Saturday, February 25, 2012

Felt Landscapes

It feels so good to be starting to experiment with something I have been thinking about for a very long time -- landscapes in felt. It's funny how ideas can stew for a long time, and then all of a sudden, they're ready to pop and I explode into action. I go through cycles like this, where I am not actively creating, but mulling ideas as I drift off to sleep at night. Then something randomly piques my interest (like an inspiring picture or a conversation), and all of a sudden I'll start a new project. Then I become an obsessed insomniac, unable to stop thinking about the project and the next time I'll be able to work on it. Sort of sounds like a scary drug addiction, now that I think about it... I wonder if there are similar chemicals being released in my brain? Guess I'd rather be addicted to art than anything else.

In this particular case, the trigger for starting a new project was a photograph of a gooseneck barnacle I saw on an old nature calendar -- I was intrigued by the colors, patterns and textures of this amazing creature, and started to envision how I would recreate it in felt. It's a bit of a roundabout chain of thoughts that lead me to felt landscapes instead of barnacles, and that's a topic for another day (in the mean time, you should Google gooseneck barnacles if you've never seen one - amazing!). I do intend to work on a gooseneck barnacle project, but that idea is still incubating a little more.

Anyhow, I've been working on some felt landscapes on days I'm not working at my real job and my little one is napping. I figured out the other day that this probably affords me about 4 hours a week to work on artistic endeavors, and although that's less than I'd like, I'm actually kind of impressed with how much I accomplish in that time. I think part of the reason is I spend a lot of time thinking before the actual doing. So when the opportunity arises to work on a project, I know exactly what I want to do.

So, here are some photos of works in progress. These aren't finished pieces, and since this is a new format for me (a smaller wall hanging rather than a big thick rug), I'm experimenting with different techniques.

Laying out the fibers to gauge color combinations (decided against a dark sky):
A mountain landscape taking shape, loosely based on Camel's Hump (or at least the Camel's Hump in my mind - the view from the north, of course):
Adding some foothills and firming things up a bit:

And made smooth with a final wet felting:
I'm thinking that I may add some texture to this with some hand stitching, but am not certain what style I'll use, so am giving it time to stew for a while. I have a second felt landscape in the works where I am experimenting with various embroidery and stitching, and this will probably influence how I approach the Hump piece.

Starting to stitch:
Some detail:
A little more progress on the stitching:

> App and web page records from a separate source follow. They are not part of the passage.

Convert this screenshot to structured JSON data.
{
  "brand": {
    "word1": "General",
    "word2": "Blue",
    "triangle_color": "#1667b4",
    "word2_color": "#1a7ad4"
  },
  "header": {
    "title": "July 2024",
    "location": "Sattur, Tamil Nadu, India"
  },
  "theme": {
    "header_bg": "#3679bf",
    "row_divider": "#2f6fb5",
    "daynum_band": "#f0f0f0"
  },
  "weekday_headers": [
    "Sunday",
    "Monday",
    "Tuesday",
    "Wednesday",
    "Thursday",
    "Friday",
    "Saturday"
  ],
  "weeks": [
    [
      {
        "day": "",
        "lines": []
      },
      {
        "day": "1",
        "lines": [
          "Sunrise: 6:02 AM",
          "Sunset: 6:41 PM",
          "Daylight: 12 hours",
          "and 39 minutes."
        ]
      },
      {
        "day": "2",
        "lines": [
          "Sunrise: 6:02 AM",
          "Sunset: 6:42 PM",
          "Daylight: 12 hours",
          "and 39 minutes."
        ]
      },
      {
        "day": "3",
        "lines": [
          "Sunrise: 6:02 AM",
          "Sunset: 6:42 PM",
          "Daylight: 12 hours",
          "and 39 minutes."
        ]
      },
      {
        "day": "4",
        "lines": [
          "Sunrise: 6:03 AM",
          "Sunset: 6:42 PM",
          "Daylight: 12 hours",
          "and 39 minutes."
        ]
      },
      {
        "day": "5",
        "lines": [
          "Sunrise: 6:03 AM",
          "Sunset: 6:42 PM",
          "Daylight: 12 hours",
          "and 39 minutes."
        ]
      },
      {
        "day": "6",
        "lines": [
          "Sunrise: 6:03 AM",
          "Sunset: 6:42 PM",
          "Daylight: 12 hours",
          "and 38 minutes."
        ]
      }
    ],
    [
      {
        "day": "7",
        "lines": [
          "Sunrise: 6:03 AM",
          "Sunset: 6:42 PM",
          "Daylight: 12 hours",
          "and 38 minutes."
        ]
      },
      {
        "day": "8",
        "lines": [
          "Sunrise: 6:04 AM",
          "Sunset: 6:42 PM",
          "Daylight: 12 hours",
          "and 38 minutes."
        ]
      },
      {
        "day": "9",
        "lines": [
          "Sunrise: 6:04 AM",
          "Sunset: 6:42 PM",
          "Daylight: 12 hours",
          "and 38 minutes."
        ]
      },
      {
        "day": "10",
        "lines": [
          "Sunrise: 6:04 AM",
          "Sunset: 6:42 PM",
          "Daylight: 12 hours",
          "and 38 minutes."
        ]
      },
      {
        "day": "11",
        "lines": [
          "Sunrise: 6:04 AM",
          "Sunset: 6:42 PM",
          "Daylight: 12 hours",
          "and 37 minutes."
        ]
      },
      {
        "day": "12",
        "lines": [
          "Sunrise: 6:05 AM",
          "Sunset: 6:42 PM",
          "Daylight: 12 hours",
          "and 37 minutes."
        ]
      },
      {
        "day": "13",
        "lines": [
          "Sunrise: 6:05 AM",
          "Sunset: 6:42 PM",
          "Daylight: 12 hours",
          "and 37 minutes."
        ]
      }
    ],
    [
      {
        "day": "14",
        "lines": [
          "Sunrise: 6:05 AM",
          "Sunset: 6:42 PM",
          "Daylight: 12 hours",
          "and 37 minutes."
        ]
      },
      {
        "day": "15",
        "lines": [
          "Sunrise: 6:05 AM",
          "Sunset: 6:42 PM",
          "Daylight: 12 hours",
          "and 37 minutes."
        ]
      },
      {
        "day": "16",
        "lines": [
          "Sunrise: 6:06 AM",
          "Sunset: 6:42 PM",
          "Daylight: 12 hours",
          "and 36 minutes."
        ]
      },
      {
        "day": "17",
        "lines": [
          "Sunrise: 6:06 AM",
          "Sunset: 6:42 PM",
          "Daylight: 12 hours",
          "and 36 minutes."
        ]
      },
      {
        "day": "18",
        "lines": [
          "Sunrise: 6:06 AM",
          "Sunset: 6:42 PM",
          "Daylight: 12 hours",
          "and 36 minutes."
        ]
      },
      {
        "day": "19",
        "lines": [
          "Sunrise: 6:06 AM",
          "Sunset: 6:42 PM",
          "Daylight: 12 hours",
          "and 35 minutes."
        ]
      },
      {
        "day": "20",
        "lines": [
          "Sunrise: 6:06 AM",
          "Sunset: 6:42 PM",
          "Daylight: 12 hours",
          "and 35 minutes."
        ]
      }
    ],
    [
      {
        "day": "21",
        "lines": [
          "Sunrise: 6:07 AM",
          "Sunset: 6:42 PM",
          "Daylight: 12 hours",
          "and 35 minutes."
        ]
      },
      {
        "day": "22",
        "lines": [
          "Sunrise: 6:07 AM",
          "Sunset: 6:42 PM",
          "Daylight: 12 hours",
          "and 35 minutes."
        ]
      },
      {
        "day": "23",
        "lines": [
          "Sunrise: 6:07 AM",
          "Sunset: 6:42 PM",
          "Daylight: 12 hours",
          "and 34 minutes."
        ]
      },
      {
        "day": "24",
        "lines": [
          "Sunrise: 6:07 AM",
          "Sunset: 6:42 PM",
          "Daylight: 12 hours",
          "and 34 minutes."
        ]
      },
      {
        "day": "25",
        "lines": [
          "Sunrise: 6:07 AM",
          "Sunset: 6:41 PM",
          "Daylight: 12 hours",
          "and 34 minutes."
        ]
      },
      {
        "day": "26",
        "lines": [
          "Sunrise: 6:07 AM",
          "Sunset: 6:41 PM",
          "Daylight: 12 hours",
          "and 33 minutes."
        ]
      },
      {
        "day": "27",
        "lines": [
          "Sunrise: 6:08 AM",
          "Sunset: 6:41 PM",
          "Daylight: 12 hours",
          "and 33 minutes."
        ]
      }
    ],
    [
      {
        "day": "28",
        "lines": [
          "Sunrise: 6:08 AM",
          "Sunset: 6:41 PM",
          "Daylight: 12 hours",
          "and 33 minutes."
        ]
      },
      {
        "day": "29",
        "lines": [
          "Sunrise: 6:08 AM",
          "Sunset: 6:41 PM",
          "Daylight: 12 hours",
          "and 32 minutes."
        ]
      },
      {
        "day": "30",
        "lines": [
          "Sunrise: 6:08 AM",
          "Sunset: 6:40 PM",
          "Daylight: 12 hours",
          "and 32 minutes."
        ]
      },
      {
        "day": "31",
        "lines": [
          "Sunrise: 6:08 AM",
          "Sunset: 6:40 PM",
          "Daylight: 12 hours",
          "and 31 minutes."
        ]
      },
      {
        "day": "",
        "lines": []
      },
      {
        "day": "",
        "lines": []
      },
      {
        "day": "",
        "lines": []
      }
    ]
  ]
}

It's difficult to see in the photos, but I like how the stitching makes the felt puff up and add some dimension to the piece. My plan is to stitch more heavily in detail in the foreground, and have less density in stitching towards the background. I think for the sky I will use very small stitches with a single strand of thread and lines emanating from the sun. I'm excited to see how it turns out!


  1. Obsessed insomniac? I guess it paid off-beautiful felt landscape!

    1. Thank you, Laura! I know it sounds funny, but sometimes when I get going on something it's hard to turn it off!